Adam Gardner, a 31-year-old custodian at Cambridge University, said his boss gave him permission to come in early and leave early to root for England – then headed out to watch the game himself.
“A lot of people did. The place was empty,” Gardner said.
German insurer Allianz SE set up viewing areas in its Munich offices for Germany’s match with Serbia and allowed all interested to watch it – as long as they punched out beforehand so they weren’t watching on company time. About 10 percent – 1,100 workers – took the company up on the offer.
“It is really motivating if employees are allowed to watch the World Cup during their work day at the company,” Allianz spokeswoman Vera Werner said. “Some of the managers also came along to watch the game and they saw it as a way to boost their co-workers’ team spirit.”

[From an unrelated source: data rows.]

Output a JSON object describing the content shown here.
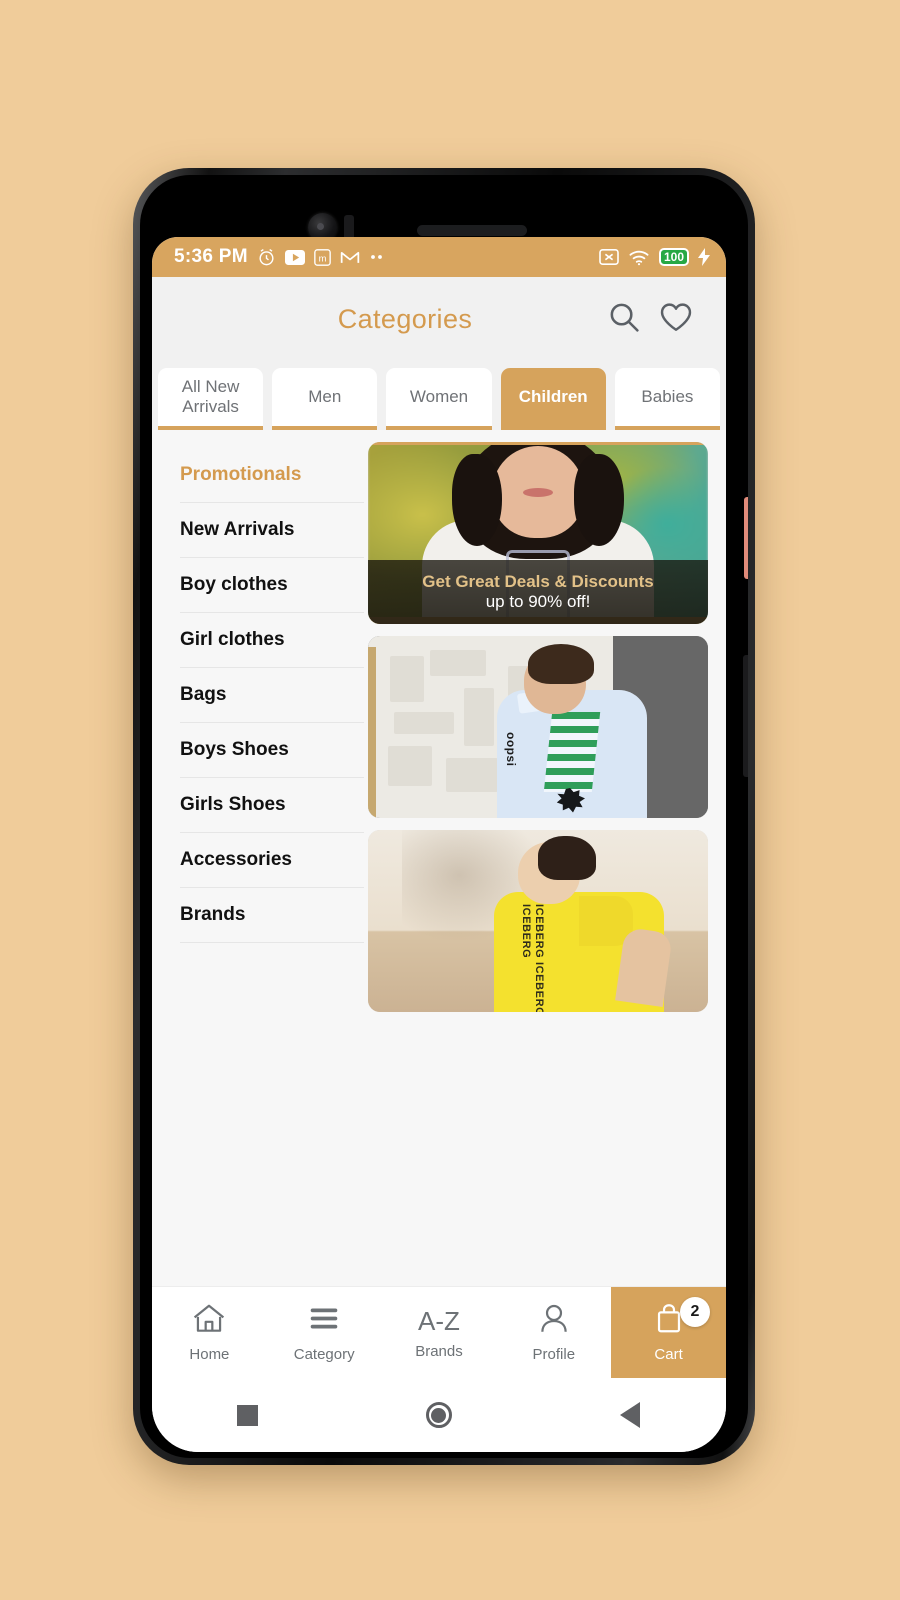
{
  "theme": {
    "page_bg": "#F0CC9A",
    "accent": "#D6A35C",
    "accent_text": "#D49A4E",
    "status_bar_bg": "#D8A55F",
    "screen_bg": "#f7f7f7"
  },
  "status_bar": {
    "time": "5:36 PM",
    "left_icons": [
      "alarm-clock-icon",
      "youtube-icon",
      "m-app-icon",
      "gmail-icon",
      "more-notifications-icon"
    ],
    "right_icons": [
      "sim-disabled-icon",
      "wifi-icon",
      "battery-icon",
      "charging-bolt-icon"
    ],
    "battery_level": "100"
  },
  "header": {
    "title": "Categories",
    "search_icon": "search-icon",
    "wishlist_icon": "heart-icon"
  },
  "tabs": [
    {
      "label": "All New Arrivals",
      "active": false
    },
    {
      "label": "Men",
      "active": false
    },
    {
      "label": "Women",
      "active": false
    },
    {
      "label": "Children",
      "active": true
    },
    {
      "label": "Babies",
      "active": false
    }
  ],
  "category_list": [
    {
      "label": "Promotionals",
      "selected": true
    },
    {
      "label": "New Arrivals",
      "selected": false
    },
    {
      "label": "Boy clothes",
      "selected": false
    },
    {
      "label": "Girl clothes",
      "selected": false
    },
    {
      "label": "Bags",
      "selected": false
    },
    {
      "label": "Boys Shoes",
      "selected": false
    },
    {
      "label": "Girls Shoes",
      "selected": false
    },
    {
      "label": "Accessories",
      "selected": false
    },
    {
      "label": "Brands",
      "selected": false
    }
  ],
  "banners": [
    {
      "name": "promo-banner-deals",
      "overlay_line1": "Get Great Deals & Discounts",
      "overlay_line2": "up to 90% off!",
      "alt": "girl in white printed t-shirt outdoors"
    },
    {
      "name": "promo-banner-boy-shirt",
      "alt": "boy in light blue shirt with green stripes",
      "shirt_text": "oopsi"
    },
    {
      "name": "promo-banner-yellow-tee",
      "alt": "boy in yellow Iceberg t-shirt",
      "shirt_text": "ICEBERG ICEBERG ICEBERG"
    }
  ],
  "bottom_nav": [
    {
      "label": "Home",
      "icon": "home-icon",
      "active": false,
      "badge": ""
    },
    {
      "label": "Category",
      "icon": "menu-icon",
      "active": false,
      "badge": ""
    },
    {
      "label": "Brands",
      "icon": "a-z-icon",
      "active": false,
      "badge": ""
    },
    {
      "label": "Profile",
      "icon": "person-icon",
      "active": false,
      "badge": ""
    },
    {
      "label": "Cart",
      "icon": "shopping-bag-icon",
      "active": true,
      "badge": "2"
    }
  ],
  "android_nav": [
    {
      "name": "recents-button",
      "icon": "square-icon"
    },
    {
      "name": "home-button",
      "icon": "circle-icon"
    },
    {
      "name": "back-button",
      "icon": "triangle-icon"
    }
  ],
  "brands_icon_text": "A-Z"
}
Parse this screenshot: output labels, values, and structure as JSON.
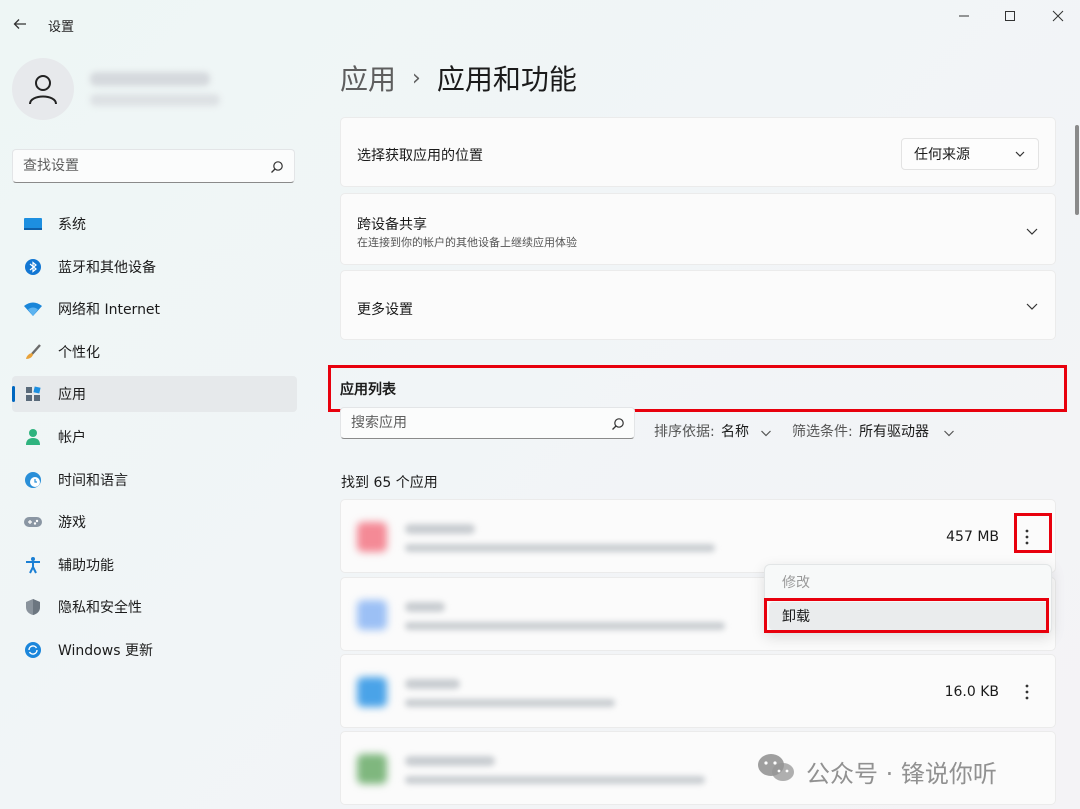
{
  "window": {
    "title": "设置"
  },
  "search": {
    "placeholder": "查找设置"
  },
  "nav": {
    "items": [
      {
        "label": "系统",
        "icon": "system-icon"
      },
      {
        "label": "蓝牙和其他设备",
        "icon": "bluetooth-icon"
      },
      {
        "label": "网络和 Internet",
        "icon": "wifi-icon"
      },
      {
        "label": "个性化",
        "icon": "brush-icon"
      },
      {
        "label": "应用",
        "icon": "apps-icon",
        "active": true
      },
      {
        "label": "帐户",
        "icon": "person-icon"
      },
      {
        "label": "时间和语言",
        "icon": "globe-clock-icon"
      },
      {
        "label": "游戏",
        "icon": "gamepad-icon"
      },
      {
        "label": "辅助功能",
        "icon": "accessibility-icon"
      },
      {
        "label": "隐私和安全性",
        "icon": "shield-icon"
      },
      {
        "label": "Windows 更新",
        "icon": "update-icon"
      }
    ]
  },
  "breadcrumb": {
    "parent": "应用",
    "separator": "›",
    "current": "应用和功能"
  },
  "cards": {
    "source": {
      "title": "选择获取应用的位置",
      "dropdown_value": "任何来源"
    },
    "share": {
      "title": "跨设备共享",
      "subtitle": "在连接到你的帐户的其他设备上继续应用体验"
    },
    "more": {
      "title": "更多设置"
    }
  },
  "app_list": {
    "title": "应用列表",
    "search_placeholder": "搜索应用",
    "sort_label": "排序依据:",
    "sort_value": "名称",
    "filter_label": "筛选条件:",
    "filter_value": "所有驱动器",
    "found_text": "找到 65 个应用",
    "rows": [
      {
        "size": "457 MB",
        "icon_color": "#f48a96"
      },
      {
        "size": "",
        "icon_color": "#9cc0f5"
      },
      {
        "size": "16.0 KB",
        "icon_color": "#4aa3e8"
      },
      {
        "size": "",
        "icon_color": "#7fb77e"
      }
    ]
  },
  "context_menu": {
    "modify": "修改",
    "uninstall": "卸载"
  },
  "watermark": {
    "text": "公众号 · 锋说你听"
  },
  "colors": {
    "accent": "#0067c0",
    "highlight": "#e8000d"
  }
}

The U.S. is not as swept away as the rest of the world, but nearly 15 million Americans tuned in to ABC for the team’s 2-1 loss to Ghana in extra time, with another 4.5 million watching on the Spanish-language Univision – making it the most-watched men’s World Cup game ever in the country.
The World Cup is the fourth-biggest “top productivity sapper” in the U.S., based on a nonscientific ranking of top sporting events carried out by Challenger, Gray & Christmas, a workplace consultancy based in Chicago. The NCAA men’s basketball tournament ranked No. 1 and was followed by NFL fantasy football pools and the Super Bowl.
Concessions to World Cup fever perhaps go furthest in Brazil, where the notion of not allowing workers to watch matches – or in most cases, giving them most of the day off to view it with family and friends – would be met with mass revolt.
And then there’s Uruguay.
For the Celeste’s quarterfinal victory over Ghana, Uruguayan government offices shut down at 3 p.m. or simply stopped responding to the public, as did the banking system and most businesses.
For its semifinal match today against the Netherlands, management and unions “in virtually every company” have agreed to modify shifts so that everyone can watch, said the secretary of Uruguay’s powerful metalworkers union, Marcelo Abdala.